◆ **About this task**
When a line in the material beneath includes the word "your", add it to the count, and report the count alone.

◆ **Data**
--

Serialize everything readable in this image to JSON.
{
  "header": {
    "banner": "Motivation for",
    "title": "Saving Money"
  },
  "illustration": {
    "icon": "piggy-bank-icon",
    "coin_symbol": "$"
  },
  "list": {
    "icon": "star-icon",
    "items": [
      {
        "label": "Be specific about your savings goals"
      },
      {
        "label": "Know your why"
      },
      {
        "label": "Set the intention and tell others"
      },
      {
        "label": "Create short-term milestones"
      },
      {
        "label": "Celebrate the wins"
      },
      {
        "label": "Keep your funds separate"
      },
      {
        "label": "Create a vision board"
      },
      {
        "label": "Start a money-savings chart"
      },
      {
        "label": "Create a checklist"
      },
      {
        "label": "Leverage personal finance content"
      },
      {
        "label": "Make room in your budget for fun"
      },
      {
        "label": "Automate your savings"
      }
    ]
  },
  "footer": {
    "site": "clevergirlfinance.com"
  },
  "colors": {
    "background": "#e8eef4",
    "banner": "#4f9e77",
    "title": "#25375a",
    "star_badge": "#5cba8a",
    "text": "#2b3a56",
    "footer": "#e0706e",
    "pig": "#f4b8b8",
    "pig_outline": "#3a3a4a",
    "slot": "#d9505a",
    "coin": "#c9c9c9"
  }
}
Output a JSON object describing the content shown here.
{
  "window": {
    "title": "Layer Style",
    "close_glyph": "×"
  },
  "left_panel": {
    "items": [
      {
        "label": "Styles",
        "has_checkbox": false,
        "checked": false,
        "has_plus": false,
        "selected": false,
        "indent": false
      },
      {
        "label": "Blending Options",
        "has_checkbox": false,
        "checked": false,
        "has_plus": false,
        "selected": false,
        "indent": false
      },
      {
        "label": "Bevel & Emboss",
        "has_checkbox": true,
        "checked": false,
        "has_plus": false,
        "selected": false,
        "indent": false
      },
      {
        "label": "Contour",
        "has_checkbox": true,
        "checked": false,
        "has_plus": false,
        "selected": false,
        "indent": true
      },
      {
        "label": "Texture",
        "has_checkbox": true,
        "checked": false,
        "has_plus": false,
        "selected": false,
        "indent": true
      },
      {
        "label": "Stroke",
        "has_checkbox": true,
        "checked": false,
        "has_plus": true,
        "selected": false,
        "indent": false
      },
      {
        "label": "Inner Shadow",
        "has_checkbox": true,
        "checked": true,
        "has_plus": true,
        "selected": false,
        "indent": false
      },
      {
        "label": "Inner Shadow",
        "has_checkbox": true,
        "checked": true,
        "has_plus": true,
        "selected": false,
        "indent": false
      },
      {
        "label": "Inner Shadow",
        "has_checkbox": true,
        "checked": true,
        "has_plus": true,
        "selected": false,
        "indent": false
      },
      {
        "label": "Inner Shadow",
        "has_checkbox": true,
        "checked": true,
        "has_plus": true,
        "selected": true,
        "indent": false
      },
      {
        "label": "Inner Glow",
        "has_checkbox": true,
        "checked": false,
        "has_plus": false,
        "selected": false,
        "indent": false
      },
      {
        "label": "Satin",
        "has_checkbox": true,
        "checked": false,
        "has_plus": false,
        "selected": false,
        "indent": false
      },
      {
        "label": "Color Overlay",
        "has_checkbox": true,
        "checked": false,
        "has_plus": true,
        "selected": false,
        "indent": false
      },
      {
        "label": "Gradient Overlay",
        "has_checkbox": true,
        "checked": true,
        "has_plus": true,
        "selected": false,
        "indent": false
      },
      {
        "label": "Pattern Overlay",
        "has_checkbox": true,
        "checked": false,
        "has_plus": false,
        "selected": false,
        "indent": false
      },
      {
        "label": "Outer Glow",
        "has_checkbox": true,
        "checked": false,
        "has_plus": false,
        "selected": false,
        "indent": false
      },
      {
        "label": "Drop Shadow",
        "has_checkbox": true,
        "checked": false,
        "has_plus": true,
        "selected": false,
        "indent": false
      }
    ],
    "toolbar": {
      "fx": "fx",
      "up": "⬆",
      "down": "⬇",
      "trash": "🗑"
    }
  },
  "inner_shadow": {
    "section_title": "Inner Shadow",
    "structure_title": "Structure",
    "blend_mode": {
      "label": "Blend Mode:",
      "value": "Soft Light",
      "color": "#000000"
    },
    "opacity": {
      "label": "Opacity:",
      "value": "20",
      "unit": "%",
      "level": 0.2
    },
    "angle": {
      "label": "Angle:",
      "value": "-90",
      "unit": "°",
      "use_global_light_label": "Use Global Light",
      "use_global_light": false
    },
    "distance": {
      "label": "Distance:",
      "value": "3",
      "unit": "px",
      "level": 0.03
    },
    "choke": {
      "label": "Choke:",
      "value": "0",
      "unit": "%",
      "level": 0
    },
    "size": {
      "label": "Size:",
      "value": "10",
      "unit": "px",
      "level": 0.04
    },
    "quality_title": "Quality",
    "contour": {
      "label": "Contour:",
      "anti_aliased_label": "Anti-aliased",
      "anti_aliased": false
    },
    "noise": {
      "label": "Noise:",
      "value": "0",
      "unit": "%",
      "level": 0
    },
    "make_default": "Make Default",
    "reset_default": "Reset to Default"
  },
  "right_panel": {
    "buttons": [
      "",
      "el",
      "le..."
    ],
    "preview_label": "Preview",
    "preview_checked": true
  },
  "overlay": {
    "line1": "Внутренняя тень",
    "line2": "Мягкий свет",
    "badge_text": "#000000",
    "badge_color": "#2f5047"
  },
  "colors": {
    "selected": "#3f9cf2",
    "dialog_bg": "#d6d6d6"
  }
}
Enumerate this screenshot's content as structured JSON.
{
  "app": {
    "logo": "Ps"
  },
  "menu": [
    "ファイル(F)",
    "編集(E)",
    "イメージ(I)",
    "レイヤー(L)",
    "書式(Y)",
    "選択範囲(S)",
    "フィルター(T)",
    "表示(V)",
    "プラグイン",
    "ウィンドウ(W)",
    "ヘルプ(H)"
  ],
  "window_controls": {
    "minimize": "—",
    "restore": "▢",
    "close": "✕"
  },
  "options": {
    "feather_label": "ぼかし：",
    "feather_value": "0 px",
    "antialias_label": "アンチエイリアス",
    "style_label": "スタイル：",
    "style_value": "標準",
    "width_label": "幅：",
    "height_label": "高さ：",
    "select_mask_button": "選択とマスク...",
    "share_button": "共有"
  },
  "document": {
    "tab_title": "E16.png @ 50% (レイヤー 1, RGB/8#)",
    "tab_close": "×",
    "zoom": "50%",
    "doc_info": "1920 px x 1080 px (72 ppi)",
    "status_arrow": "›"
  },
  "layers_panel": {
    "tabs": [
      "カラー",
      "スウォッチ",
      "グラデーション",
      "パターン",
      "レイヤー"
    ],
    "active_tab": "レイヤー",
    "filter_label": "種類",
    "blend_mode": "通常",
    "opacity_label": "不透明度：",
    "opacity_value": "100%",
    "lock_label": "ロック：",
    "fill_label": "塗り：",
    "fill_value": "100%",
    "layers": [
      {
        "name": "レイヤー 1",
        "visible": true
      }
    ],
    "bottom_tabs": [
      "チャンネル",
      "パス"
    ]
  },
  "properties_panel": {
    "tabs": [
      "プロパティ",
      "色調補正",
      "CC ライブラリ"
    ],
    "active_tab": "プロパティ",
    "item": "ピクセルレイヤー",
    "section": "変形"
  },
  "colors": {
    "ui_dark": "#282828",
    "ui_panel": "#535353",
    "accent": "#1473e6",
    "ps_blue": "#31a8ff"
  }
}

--

◆ **Worked solution**
5